The 2015/2016 winter was a difficult one for beekeepers in America with the national average loss of 44%. While Spikenard experienced a much milder loss than the professionals, we too learned a great deal that can help to prepare us for a future that is riddled with the challenges of a changing climate.
The temperatures stayed very mild through the end of 2015 as we rang in Christmas, singing to the bees under the Full Moon in our T-shirts. After New Year’s, the temperatures swung between 60oF and -5oF twice over a four week period from early January to early February, which gave us much worry, because we suspected that most queens were still laying. If the queen continues to lay eggs, it means that the workers must work tirelessly to keep the hive stable at ~90oF in order for the healthy development of eggs, larvae, and pupae. When the drastic changes in temperatures brought lows down to -5oF, the worker bees served selflessly and rather than leaving the young ones in order to go get honey, they starved with their kin in a cluster as tight as could be. On a warm sunny day in late February, we found 4 hives that weren’t flying. It was a sad day for all of us, to say the least.

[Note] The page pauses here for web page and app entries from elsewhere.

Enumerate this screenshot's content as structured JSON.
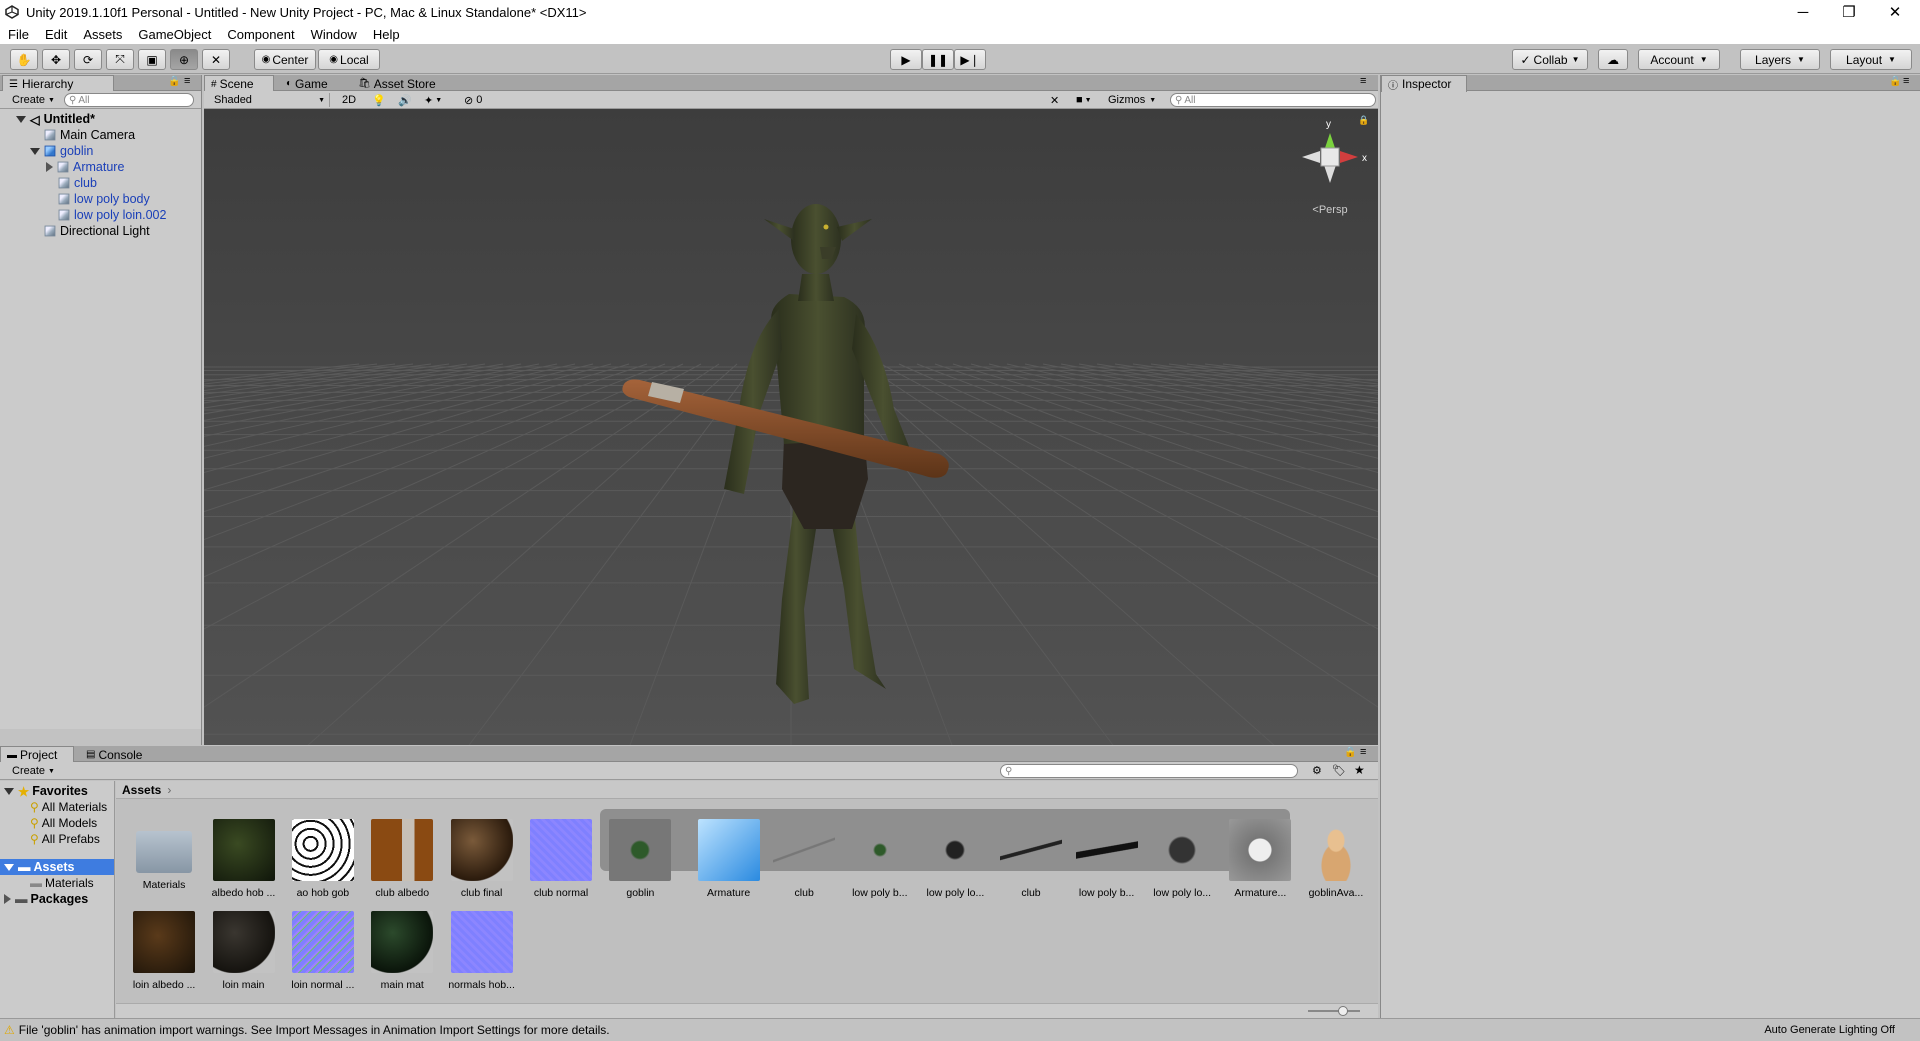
{
  "window": {
    "title": "Unity 2019.1.10f1 Personal - Untitled - New Unity Project - PC, Mac & Linux Standalone* <DX11>",
    "minimize": "─",
    "maximize": "❐",
    "close": "✕"
  },
  "menu": [
    "File",
    "Edit",
    "Assets",
    "GameObject",
    "Component",
    "Window",
    "Help"
  ],
  "toolbar": {
    "center": "Center",
    "local": "Local",
    "collab": "Collab",
    "account": "Account",
    "layers": "Layers",
    "layout": "Layout"
  },
  "hierarchy": {
    "tab": "Hierarchy",
    "create": "Create",
    "search_placeholder": "All",
    "scene": "Untitled*",
    "items": [
      {
        "label": "Main Camera"
      },
      {
        "label": "goblin"
      },
      {
        "label": "Armature"
      },
      {
        "label": "club"
      },
      {
        "label": "low poly body"
      },
      {
        "label": "low poly loin.002"
      },
      {
        "label": "Directional Light"
      }
    ]
  },
  "scene": {
    "tabs": [
      "Scene",
      "Game",
      "Asset Store"
    ],
    "shading": "Shaded",
    "mode_2d": "2D",
    "effects_count": "0",
    "gizmos": "Gizmos",
    "search_placeholder": "All",
    "persp": "Persp",
    "gizmo_y": "y",
    "gizmo_x": "x"
  },
  "inspector": {
    "tab": "Inspector"
  },
  "project": {
    "tabs": [
      "Project",
      "Console"
    ],
    "create": "Create",
    "favorites": {
      "label": "Favorites",
      "items": [
        "All Materials",
        "All Models",
        "All Prefabs"
      ]
    },
    "assets_folder": "Assets",
    "materials_folder": "Materials",
    "packages": "Packages",
    "breadcrumb": "Assets",
    "assets": [
      {
        "label": "Materials",
        "kind": "folder"
      },
      {
        "label": "albedo hob ...",
        "kind": "albedo"
      },
      {
        "label": "ao hob gob",
        "kind": "ao"
      },
      {
        "label": "club albedo",
        "kind": "clubalbedo"
      },
      {
        "label": "club final",
        "kind": "sphere-brown"
      },
      {
        "label": "club normal",
        "kind": "normal"
      },
      {
        "label": "goblin",
        "kind": "goblin"
      },
      {
        "label": "Armature",
        "kind": "cube"
      },
      {
        "label": "club",
        "kind": "stick"
      },
      {
        "label": "low poly b...",
        "kind": "goblin-small"
      },
      {
        "label": "low poly lo...",
        "kind": "loin"
      },
      {
        "label": "club",
        "kind": "stick2"
      },
      {
        "label": "low poly b...",
        "kind": "armature-small"
      },
      {
        "label": "low poly lo...",
        "kind": "mesh"
      },
      {
        "label": "Armature...",
        "kind": "anim"
      },
      {
        "label": "goblinAva...",
        "kind": "avatar"
      },
      {
        "label": "loin albedo ...",
        "kind": "loinalbedo"
      },
      {
        "label": "loin main",
        "kind": "sphere-dark"
      },
      {
        "label": "loin normal ...",
        "kind": "normal2"
      },
      {
        "label": "main mat",
        "kind": "sphere-green"
      },
      {
        "label": "normals hob...",
        "kind": "normal"
      }
    ]
  },
  "status": {
    "warning": "File 'goblin' has animation import warnings. See Import Messages in Animation Import Settings for more details.",
    "lighting": "Auto Generate Lighting Off"
  },
  "colors": {
    "scene_bg": "#444444",
    "selection_blue": "#1a3fb8",
    "panel_bg": "#c2c2c2"
  }
}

And so we came into April with 22 hives, ready to celebrate their health, vibrancy, and overflowing reproductive power. It was a wonderful swarm season, with our Sun Hive and one of our beautiful top bar hives swarming 4 times each! We had 24 swarms in all, the majority of them in May, and we sold many swarms and nucs to our students who have been patiently waiting to have their orders filled. The first swarm of the year was on April 20th, and the last of the season came on August 22nd.

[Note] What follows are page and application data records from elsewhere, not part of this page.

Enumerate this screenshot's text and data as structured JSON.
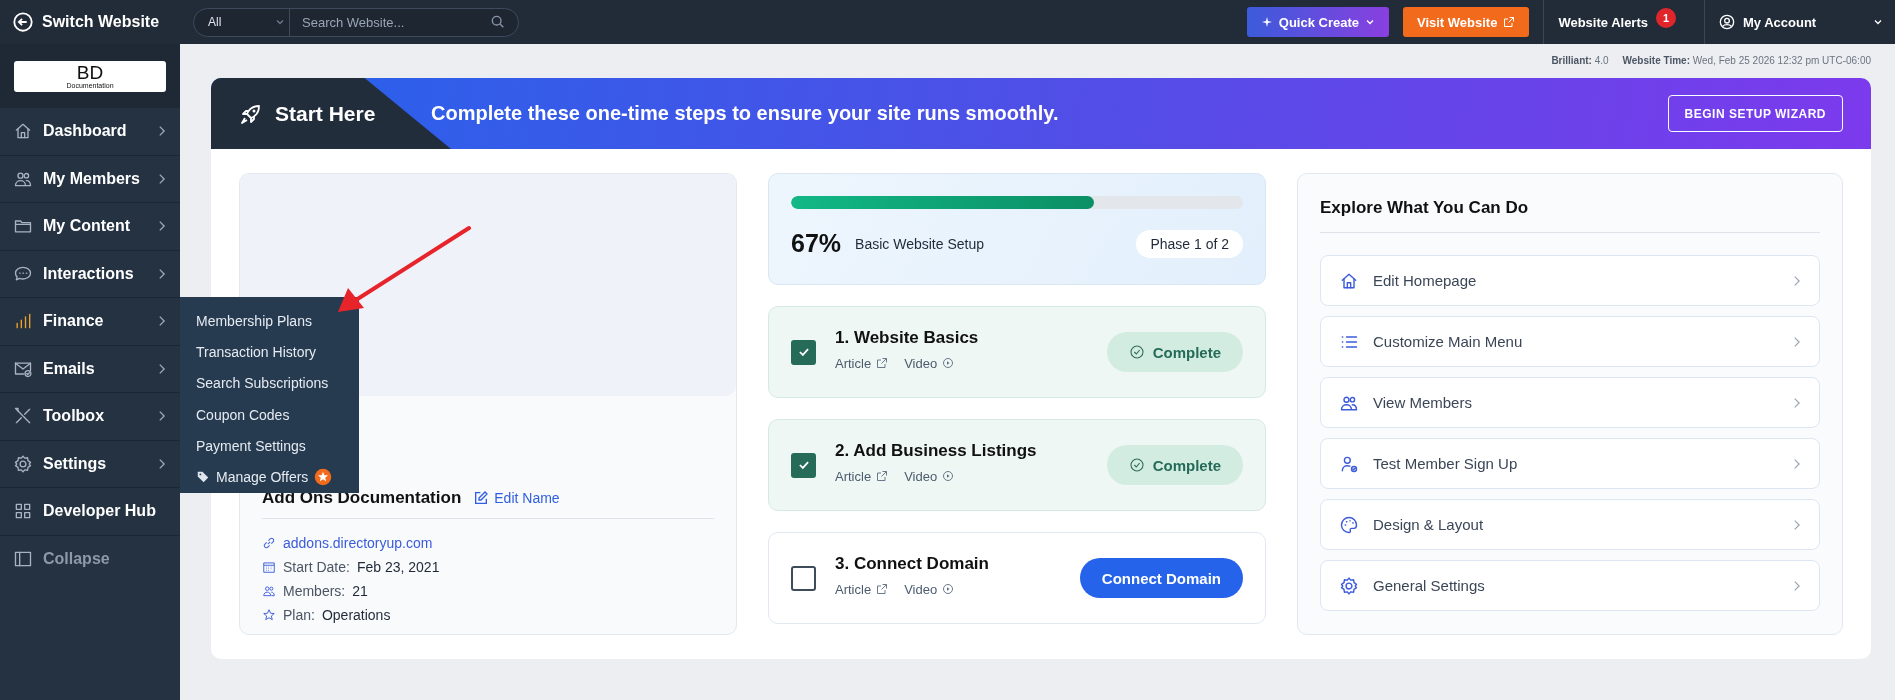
{
  "topbar": {
    "switch_label": "Switch Website",
    "search": {
      "scope": "All",
      "placeholder": "Search Website..."
    },
    "quick_create": "Quick Create",
    "visit": "Visit Website",
    "alerts": {
      "label": "Website Alerts",
      "count": "1"
    },
    "account": "My Account"
  },
  "logo": {
    "mark": "BD",
    "caption": "Documentation"
  },
  "sidebar": {
    "items": [
      {
        "label": "Dashboard",
        "kind": "menu",
        "selected": false
      },
      {
        "label": "My Members",
        "kind": "menu",
        "selected": false
      },
      {
        "label": "My Content",
        "kind": "menu",
        "selected": false
      },
      {
        "label": "Interactions",
        "kind": "menu",
        "selected": false
      },
      {
        "label": "Finance",
        "kind": "menu",
        "selected": true
      },
      {
        "label": "Emails",
        "kind": "menu",
        "selected": false
      },
      {
        "label": "Toolbox",
        "kind": "menu",
        "selected": false
      },
      {
        "label": "Settings",
        "kind": "menu",
        "selected": false
      },
      {
        "label": "Developer Hub",
        "kind": "link",
        "selected": false
      },
      {
        "label": "Collapse",
        "kind": "collapse",
        "selected": false
      }
    ]
  },
  "flyout": {
    "items": [
      {
        "label": "Membership Plans",
        "kind": "plain"
      },
      {
        "label": "Transaction History",
        "kind": "plain"
      },
      {
        "label": "Search Subscriptions",
        "kind": "plain"
      },
      {
        "label": "Coupon Codes",
        "kind": "plain"
      },
      {
        "label": "Payment Settings",
        "kind": "plain"
      },
      {
        "label": "Manage Offers",
        "kind": "offer"
      }
    ]
  },
  "meta": {
    "version_label": "Brilliant:",
    "version": "4.0",
    "time_label": "Website Time:",
    "time": "Wed, Feb 25 2026 12:32 pm UTC-06:00"
  },
  "banner": {
    "title": "Start Here",
    "message": "Complete these one-time steps to ensure your site runs smoothly.",
    "button": "BEGIN SETUP WIZARD"
  },
  "site_card": {
    "name": "Add Ons Documentation",
    "edit": "Edit Name",
    "url": "addons.directoryup.com",
    "details": [
      {
        "label": "Start Date:",
        "value": "Feb 23, 2021"
      },
      {
        "label": "Members:",
        "value": "21"
      },
      {
        "label": "Plan:",
        "value": "Operations"
      }
    ]
  },
  "progress": {
    "level": 0.67,
    "percent": "67%",
    "label": "Basic Website Setup",
    "phase": "Phase 1 of 2"
  },
  "steps": [
    {
      "title": "1. Website Basics",
      "checked": true,
      "article": "Article",
      "video": "Video",
      "status": "Complete"
    },
    {
      "title": "2. Add Business Listings",
      "checked": true,
      "article": "Article",
      "video": "Video",
      "status": "Complete"
    },
    {
      "title": "3. Connect Domain",
      "checked": false,
      "article": "Article",
      "video": "Video",
      "action": "Connect Domain"
    }
  ],
  "explore": {
    "title": "Explore What You Can Do",
    "items": [
      {
        "label": "Edit Homepage"
      },
      {
        "label": "Customize Main Menu"
      },
      {
        "label": "View Members"
      },
      {
        "label": "Test Member Sign Up"
      },
      {
        "label": "Design & Layout"
      },
      {
        "label": "General Settings"
      }
    ]
  }
}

The land in spring was overflowing with an abundance of orchard blossoms, dandelion, white-dutch clover, crimson clover, and California poppies. The bees had their fill, and more! With so many new swarms needing to build comb, we gave quite a bit of the honey from the spring harvest back to the bees, which they very much appreciated. We also had plenty of honey for sale in spring which was appreciated by many humans as well, and consumed very quickly! By July, our honey stores tip-toed away from the shelves in the visitor center in order to fatten up the bees before winter. We, and the bees, surely do appreciate your patience and understanding!

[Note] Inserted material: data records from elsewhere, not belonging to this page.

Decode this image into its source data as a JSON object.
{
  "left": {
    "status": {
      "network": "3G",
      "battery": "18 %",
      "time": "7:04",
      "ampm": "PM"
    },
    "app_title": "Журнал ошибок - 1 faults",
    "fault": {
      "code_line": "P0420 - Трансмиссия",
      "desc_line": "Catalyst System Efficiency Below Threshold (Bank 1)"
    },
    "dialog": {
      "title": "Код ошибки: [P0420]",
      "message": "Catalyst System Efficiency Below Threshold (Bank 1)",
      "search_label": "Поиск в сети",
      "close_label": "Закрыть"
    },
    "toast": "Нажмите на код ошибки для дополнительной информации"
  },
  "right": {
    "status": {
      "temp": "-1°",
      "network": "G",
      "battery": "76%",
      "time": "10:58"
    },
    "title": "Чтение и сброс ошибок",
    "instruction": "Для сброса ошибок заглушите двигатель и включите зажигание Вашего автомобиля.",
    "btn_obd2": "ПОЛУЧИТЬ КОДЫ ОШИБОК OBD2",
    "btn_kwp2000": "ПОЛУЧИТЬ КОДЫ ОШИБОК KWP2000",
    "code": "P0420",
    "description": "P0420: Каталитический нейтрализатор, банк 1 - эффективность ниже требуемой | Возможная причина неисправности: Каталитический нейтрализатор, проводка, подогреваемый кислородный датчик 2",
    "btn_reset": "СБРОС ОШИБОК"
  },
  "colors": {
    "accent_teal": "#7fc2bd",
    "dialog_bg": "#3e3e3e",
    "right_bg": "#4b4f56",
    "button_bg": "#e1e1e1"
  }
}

Our research on the varroa mite and its impact on our colonies continues to be a source of new inspiration and learning. This will be our third year of consistently ashing and spreading the ash from the varroa mites in order to help curb the often overwhelming reproductive power of the mites. We have seen mite numbers reduced by more than half this year from last year, and will continue to watch this trend of correlation between the consequential and consistent spreading of mite ashes and their abundance in the hives. What is difficult, of course, is that drones from colonies across our landscape can also bring mites into our hives, and we cannot really control this potential re-infestation. Even so, our research has thus far shown than strong and vibrant colonies do not succumb to the presence of the mites and are able to remain healthy and strong. The mites may even help a colony strengthen its forces to some degree! More to come as we continue our work with the ashing preparations and our monitoring of the varroa mite!
We decided to wrap/insulate all of our 27 hives early this year to help the bees keep a more steady temperature through the continued instability of our changing climate. With a couple exceptions (the ‘pet’ hives that we give special consideration to), all of the hives look strong and healthy going into this winter with plenty of honey. With so many new swarms from spring about to brave their first winter, we do, of course, worry about them. We appreciate your loving thoughts towards the Sanctuary and our bees.
We wish you, students, friends, and fellow beekeepers, a strong and healthy winter—both for you and your bees!
Please share how your beekeeping season has been on our Facebook page, or by sending an email to email@example.com.